## [PROBLEM DETAILS]
Produce a faithful copy of the data, one that leaves out the pictures.

## [RECORDS TO USE]
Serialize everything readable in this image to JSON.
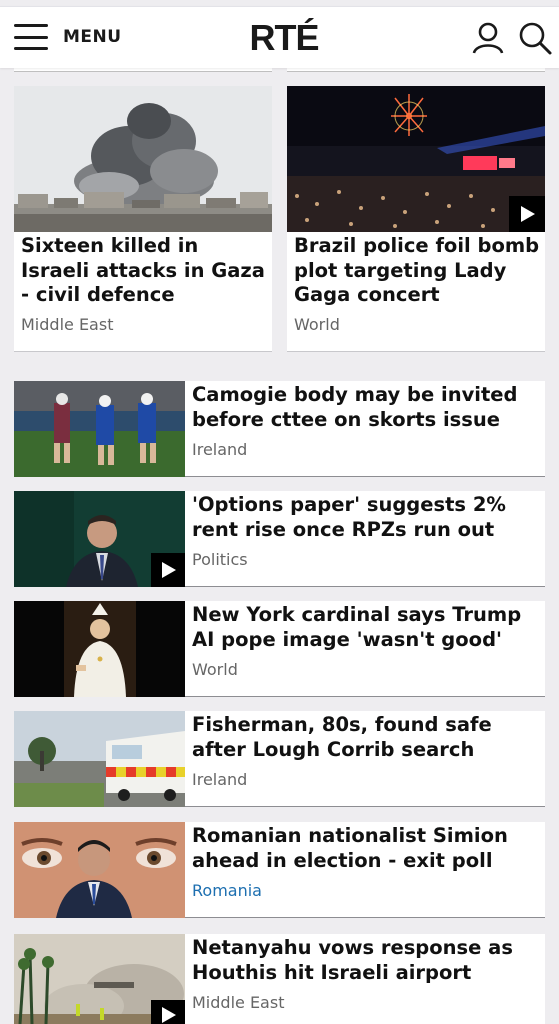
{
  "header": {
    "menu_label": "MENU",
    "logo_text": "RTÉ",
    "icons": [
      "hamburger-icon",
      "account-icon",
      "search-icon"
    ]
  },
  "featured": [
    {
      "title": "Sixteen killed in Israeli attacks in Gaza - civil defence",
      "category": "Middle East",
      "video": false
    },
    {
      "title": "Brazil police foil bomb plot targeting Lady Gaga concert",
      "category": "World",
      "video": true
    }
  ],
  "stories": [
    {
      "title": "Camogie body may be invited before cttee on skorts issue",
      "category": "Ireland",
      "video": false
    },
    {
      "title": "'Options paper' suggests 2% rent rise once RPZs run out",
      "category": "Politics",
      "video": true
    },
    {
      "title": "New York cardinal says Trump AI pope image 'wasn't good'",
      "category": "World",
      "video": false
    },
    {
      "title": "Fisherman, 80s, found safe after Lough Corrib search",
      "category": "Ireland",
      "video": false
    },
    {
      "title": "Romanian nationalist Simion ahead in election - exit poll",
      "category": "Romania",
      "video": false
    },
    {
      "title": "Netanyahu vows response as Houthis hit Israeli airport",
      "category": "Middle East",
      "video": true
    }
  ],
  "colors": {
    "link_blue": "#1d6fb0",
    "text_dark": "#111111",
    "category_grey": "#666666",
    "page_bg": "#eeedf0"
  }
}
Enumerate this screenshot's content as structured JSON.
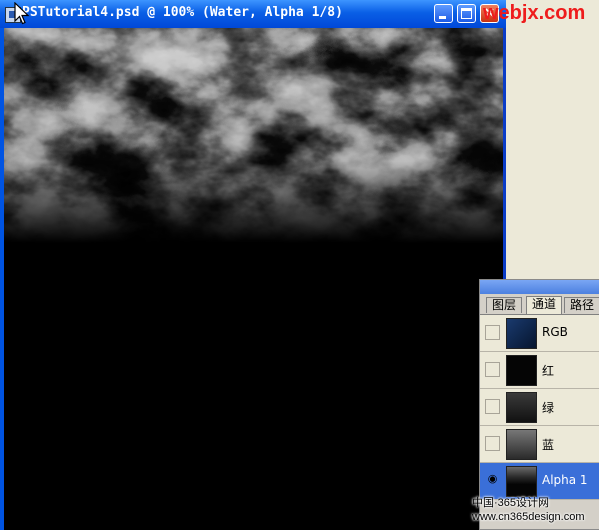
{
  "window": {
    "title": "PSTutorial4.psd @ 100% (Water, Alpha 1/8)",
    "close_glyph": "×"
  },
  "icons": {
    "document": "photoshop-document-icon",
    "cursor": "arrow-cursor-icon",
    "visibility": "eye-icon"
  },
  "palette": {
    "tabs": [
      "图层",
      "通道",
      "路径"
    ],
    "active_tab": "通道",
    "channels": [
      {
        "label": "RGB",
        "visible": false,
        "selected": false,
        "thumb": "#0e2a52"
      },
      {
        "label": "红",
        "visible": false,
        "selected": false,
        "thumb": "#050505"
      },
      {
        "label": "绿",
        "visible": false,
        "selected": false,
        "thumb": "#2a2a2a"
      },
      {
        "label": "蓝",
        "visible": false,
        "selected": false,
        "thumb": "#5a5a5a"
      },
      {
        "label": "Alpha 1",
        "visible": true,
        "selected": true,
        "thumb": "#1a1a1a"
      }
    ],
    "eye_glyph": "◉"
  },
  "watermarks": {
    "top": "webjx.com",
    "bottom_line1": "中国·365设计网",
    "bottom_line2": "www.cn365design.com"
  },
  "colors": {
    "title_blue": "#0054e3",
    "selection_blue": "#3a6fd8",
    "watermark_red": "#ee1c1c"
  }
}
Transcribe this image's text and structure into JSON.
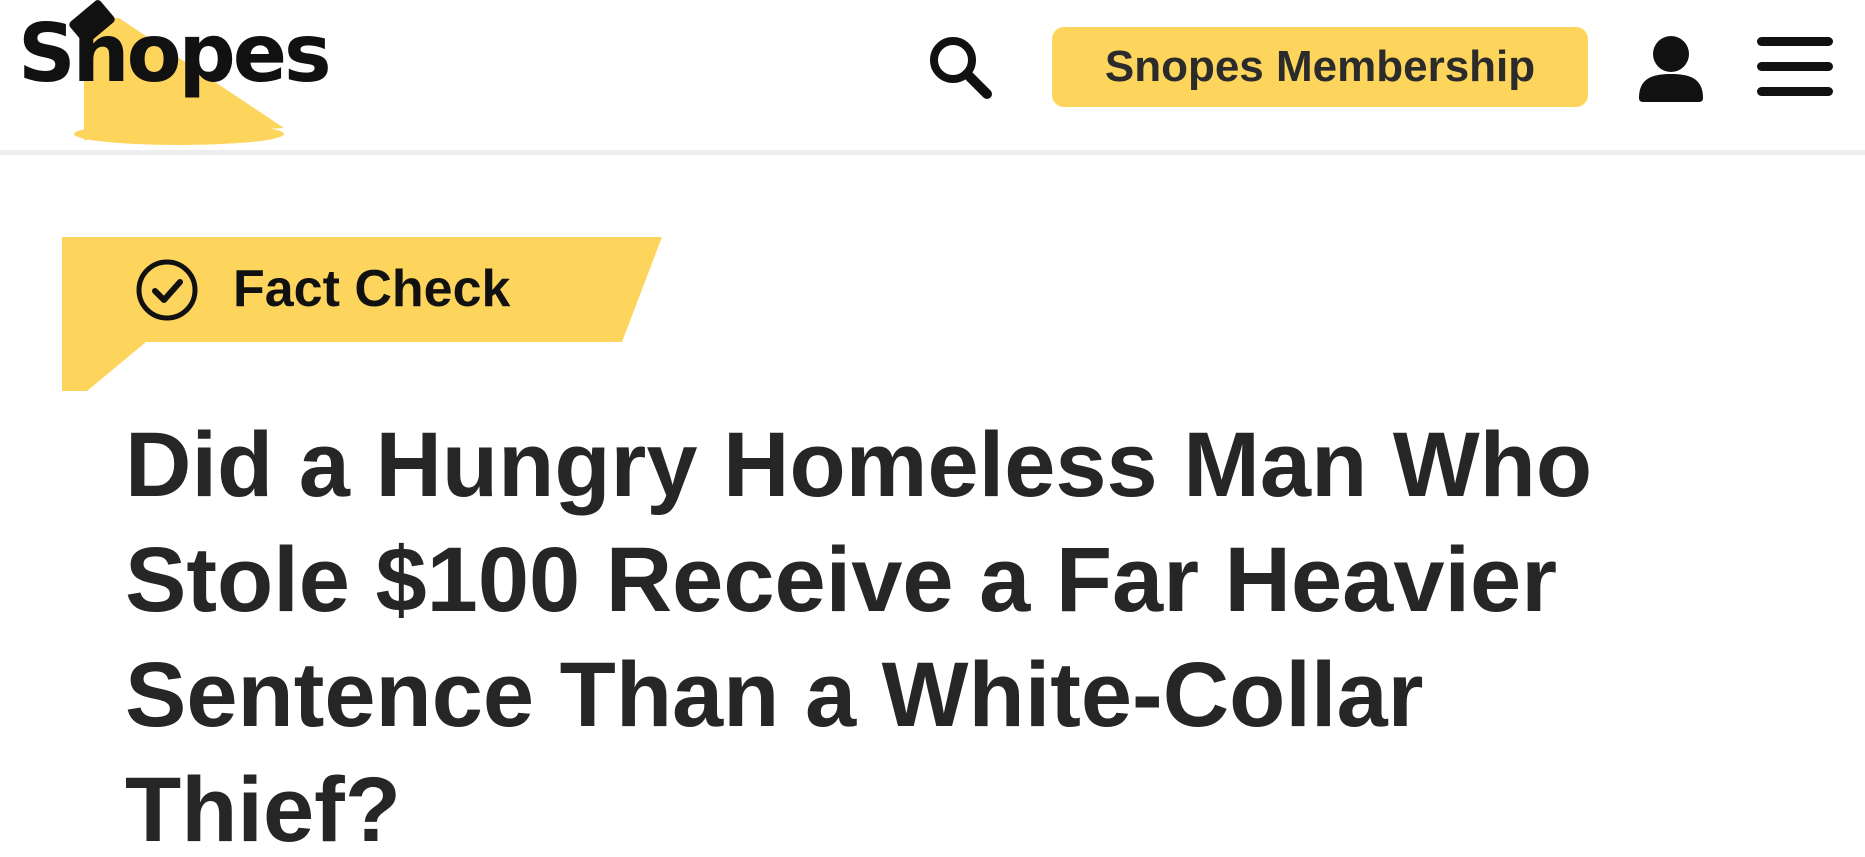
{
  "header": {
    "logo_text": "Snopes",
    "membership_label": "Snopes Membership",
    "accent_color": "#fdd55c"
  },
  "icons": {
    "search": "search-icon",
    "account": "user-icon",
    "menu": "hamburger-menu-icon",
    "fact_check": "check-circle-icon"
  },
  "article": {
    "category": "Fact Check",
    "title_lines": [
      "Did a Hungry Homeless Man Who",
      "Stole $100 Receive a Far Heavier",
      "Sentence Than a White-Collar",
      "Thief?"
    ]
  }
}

## [RESPONSE BOX]
Serialize everything readable in this image to JSON.
{
  "header": {
    "menu_label": "MENU",
    "logo_text": "RTÉ",
    "icons": [
      "hamburger-icon",
      "account-icon",
      "search-icon"
    ]
  },
  "featured": [
    {
      "title": "Sixteen killed in Israeli attacks in Gaza - civil defence",
      "category": "Middle East",
      "video": false
    },
    {
      "title": "Brazil police foil bomb plot targeting Lady Gaga concert",
      "category": "World",
      "video": true
    }
  ],
  "stories": [
    {
      "title": "Camogie body may be invited before cttee on skorts issue",
      "category": "Ireland",
      "video": false
    },
    {
      "title": "'Options paper' suggests 2% rent rise once RPZs run out",
      "category": "Politics",
      "video": true
    },
    {
      "title": "New York cardinal says Trump AI pope image 'wasn't good'",
      "category": "World",
      "video": false
    },
    {
      "title": "Fisherman, 80s, found safe after Lough Corrib search",
      "category": "Ireland",
      "video": false
    },
    {
      "title": "Romanian nationalist Simion ahead in election - exit poll",
      "category": "Romania",
      "video": false
    },
    {
      "title": "Netanyahu vows response as Houthis hit Israeli airport",
      "category": "Middle East",
      "video": true
    }
  ],
  "colors": {
    "link_blue": "#1d6fb0",
    "text_dark": "#111111",
    "category_grey": "#666666",
    "page_bg": "#eeedf0"
  }
}
Enumerate this screenshot's content as structured JSON.
{
  "window": {
    "title": "PSTutorial4.psd @ 100% (Water, Alpha 1/8)",
    "close_glyph": "×"
  },
  "icons": {
    "document": "photoshop-document-icon",
    "cursor": "arrow-cursor-icon",
    "visibility": "eye-icon"
  },
  "palette": {
    "tabs": [
      "图层",
      "通道",
      "路径"
    ],
    "active_tab": "通道",
    "channels": [
      {
        "label": "RGB",
        "visible": false,
        "selected": false,
        "thumb": "#0e2a52"
      },
      {
        "label": "红",
        "visible": false,
        "selected": false,
        "thumb": "#050505"
      },
      {
        "label": "绿",
        "visible": false,
        "selected": false,
        "thumb": "#2a2a2a"
      },
      {
        "label": "蓝",
        "visible": false,
        "selected": false,
        "thumb": "#5a5a5a"
      },
      {
        "label": "Alpha 1",
        "visible": true,
        "selected": true,
        "thumb": "#1a1a1a"
      }
    ],
    "eye_glyph": "◉"
  },
  "watermarks": {
    "top": "webjx.com",
    "bottom_line1": "中国·365设计网",
    "bottom_line2": "www.cn365design.com"
  },
  "colors": {
    "title_blue": "#0054e3",
    "selection_blue": "#3a6fd8",
    "watermark_red": "#ee1c1c"
  }
}
Transcribe this image's text and structure into JSON.
{
  "header": {
    "logo_text": "Snopes",
    "membership_label": "Snopes Membership",
    "accent_color": "#fdd55c"
  },
  "icons": {
    "search": "search-icon",
    "account": "user-icon",
    "menu": "hamburger-menu-icon",
    "fact_check": "check-circle-icon"
  },
  "article": {
    "category": "Fact Check",
    "title_lines": [
      "Did a Hungry Homeless Man Who",
      "Stole $100 Receive a Far Heavier",
      "Sentence Than a White-Collar",
      "Thief?"
    ]
  }
}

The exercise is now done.